Work task ▸ I need every line that includes the word "apply" copied from the material.

Available data ▸
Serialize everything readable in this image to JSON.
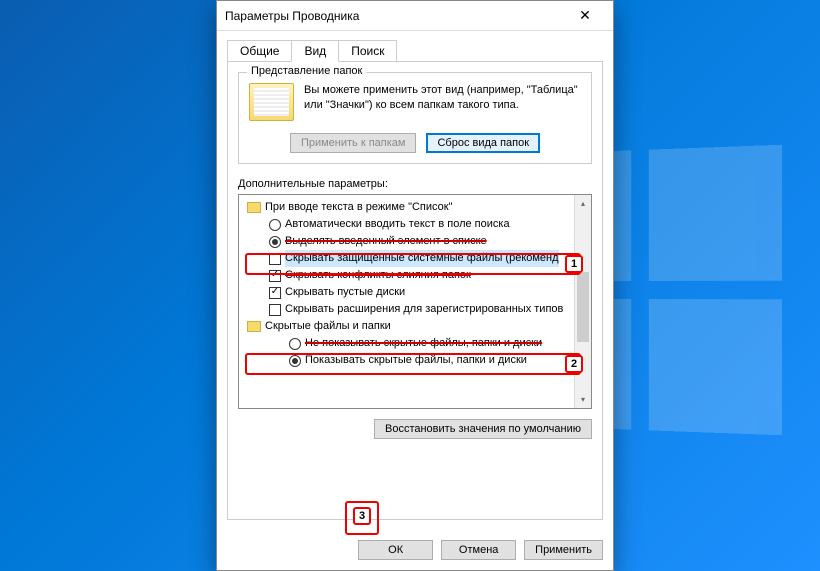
{
  "dialog": {
    "title": "Параметры Проводника",
    "tabs": {
      "general": "Общие",
      "view": "Вид",
      "search": "Поиск"
    }
  },
  "group": {
    "legend": "Представление папок",
    "text": "Вы можете применить этот вид (например, \"Таблица\" или \"Значки\") ко всем папкам такого типа.",
    "apply": "Применить к папкам",
    "reset": "Сброс вида папок"
  },
  "adv": {
    "label": "Дополнительные параметры:",
    "items": {
      "inputMode": "При вводе текста в режиме \"Список\"",
      "autoType": "Автоматически вводить текст в поле поиска",
      "highlightTyped": "Выделять введенный элемент в списке",
      "hideProtected": "Скрывать защищенные системные файлы (рекоменд",
      "hideMerge": "Скрывать конфликты слияния папок",
      "hideEmpty": "Скрывать пустые диски",
      "hideExt": "Скрывать расширения для зарегистрированных типов",
      "hiddenFolder": "Скрытые файлы и папки",
      "dontShow": "Не показывать скрытые файлы, папки и диски",
      "showHidden": "Показывать скрытые файлы, папки и диски"
    }
  },
  "restore": "Восстановить значения по умолчанию",
  "footer": {
    "ok": "ОК",
    "cancel": "Отмена",
    "apply": "Применить"
  },
  "ann": {
    "n1": "1",
    "n2": "2",
    "n3": "3"
  }
}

Solution for this exercise ▸
    "apply": "Применить к папкам",
    "apply": "Применить"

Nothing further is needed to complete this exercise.